Until the 2008 election, race was the crucible of American life -- the original sin of the US Constitution, the wedge issue of the Civil War, the seething resentment that continued to boil over into riots, marches, and assassinations. Then in November 2008, Barack Obama was elected president. We were now beyond our racial hangups and divisions.
So in 2009, the floodgates have opened up in New York City, and Broadway is having the conversation in earnest.
Not that talking about race was banned before. Sue and I saw The Color Purple during our 2006 pilgrimage to the Great White Way. A year earlier, we braved the frigid winter cold to marvel at August Wilson's Gem of the Ocean. Those two shows, by revered African American writers, were certainly powerful, but white folk played only peripheral roles in the drama.
The 2009-10 Broadway season boasts more racially-conscious -- and confrontational -- musicals and plays than ever before. Nor can any of these shows be accused of addressing the issue obliquely. In David Mamet's Race, a team of lawyers, one black and one white, brainstorms how they will defend a high-profile white client accused of raping a black woman. Tracy Letts's Superior Donuts explores the mutual suspicions of an aging white hippy shop owner who hires a young black writer as his assistant.
Musicals stretching back to Show Boat have been part of the ongoing symposium -- but only intermittently. This season, we've already seen Memphis, loosely based on the life of 50s deejay Dewey Philips. Huey, as he's now called, not only plays black music on a white radio station, he has the temerity to kiss his black girlfriend while she's singing on his TV show.

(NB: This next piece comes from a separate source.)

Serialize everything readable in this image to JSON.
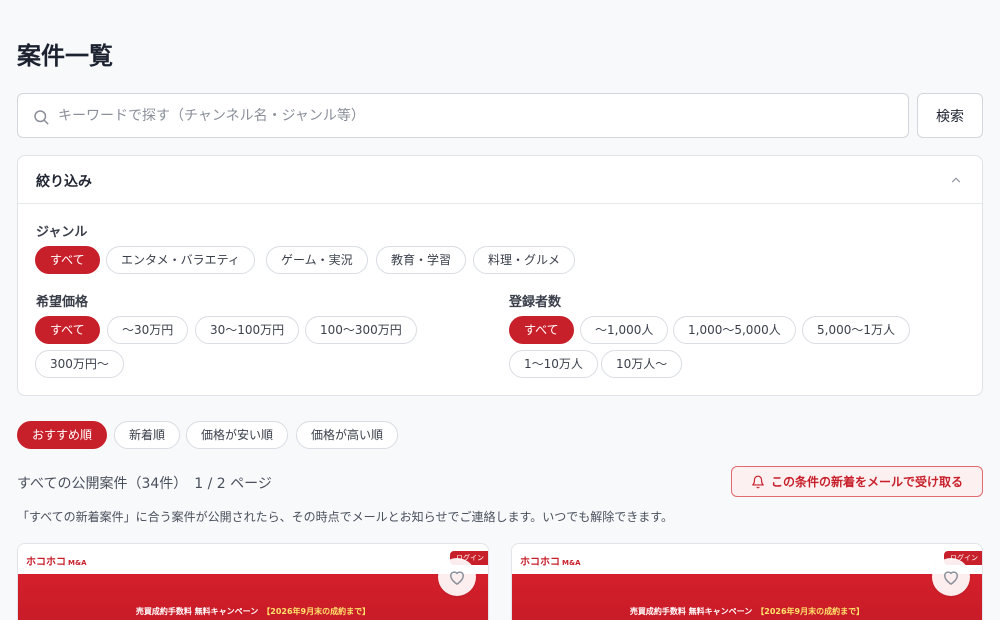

Ten days after Memphis rocked New York, a reshaped Finian's Rainbow was revived, where a bigoted U.S. Senator from the Deep South suffers the humiliation of becoming black.
With In the Heights and the revival of West Side Story opening earlier in 2009 -- and the 2008 revival of South Pacific still going strong -- America as melting pot is very much on Broadway's front burner as the new decade begins. Question is, are audiences eager to taste the gumbo? We have a split decision there: while Race and Memphis seem to be building audience despite lukewarm reviews, Superior Donuts closed on January 3, and Finian's Rainbow -- in spite of glowing reviews -- closed on January 17.
Here's how I saw those shows, plus four others on and off-Broadway, during our annual winter getaway:
• Superior Donuts (***3/4 out of 4) -- Lacking the epic length and sweep of August: Osage County, Tracy Letts's compact new drama has been unfairly belittled. It's a tightly woven Chicago tapestry with people as precisely drawn as those who converged on Osage and finely nuanced relationships between them. Besides the white and black protagonists, there are a white and black cop, two Russian immigrants, two Uptown hoodlums, and a daffy old woman named Lady Boyle.
Letts expertly stirs all these urbanites into his storyline, strewing suspense and violence along the way that counterpoise the sharp comedy and budding romance. Michael McKean brings a grizzled Willie Nelson charm to Arthur, the taciturn Polish hippie who owns Superior Donuts, while Jon Michael Hill is bursting with ideas, energy, and eagerness to learn as Franco, his new assistant.
There's more to both of them than meets the eye. Franco has written what he hopes is the Great American Novel, and Arthur is eager to read it. But Franco won't show Arthur his manuscript unless the boss can name ten black poets. The outcome of this friendly wager deftly foreshadows the horrors to come.
Kate Buddeke is delightful as Officer Randy, the female cop who yearns for Arthur. While applying pointers on how to properly make doughnuts, Franco schools Arthur on the fact that Randy is "ready to go" if he'll only ask. That Arthur picks and chooses from the advice Franco offers on courtship is just one of the delights to be found in Letts's sensitively calibrated realism.
With its colorful offbeat characters -- and more modest production demands -- Superior Donuts could wind up attracting far more interest than August: Osage from community and regional theaters. It may not be superior to the Pulitzer Prize winner, but it's very, very good.
• In the Next Room or the vibrator play (***1/2) -- Can you imagine a highly educated man and a mature married woman engaging in sexual relations with neither participant aware of it? Playwright Sarah Ruhl, whose The Clean House delighted Actor's Theatre audiences in 2007, makes it happen in her new comedy. Bringing this improbability hilariously to life, Ruhl transports us back to the 1880s, when electrical appliances -- such as the vibrator -- were a novelty and American homes were not yet universally lit by electric bulbs.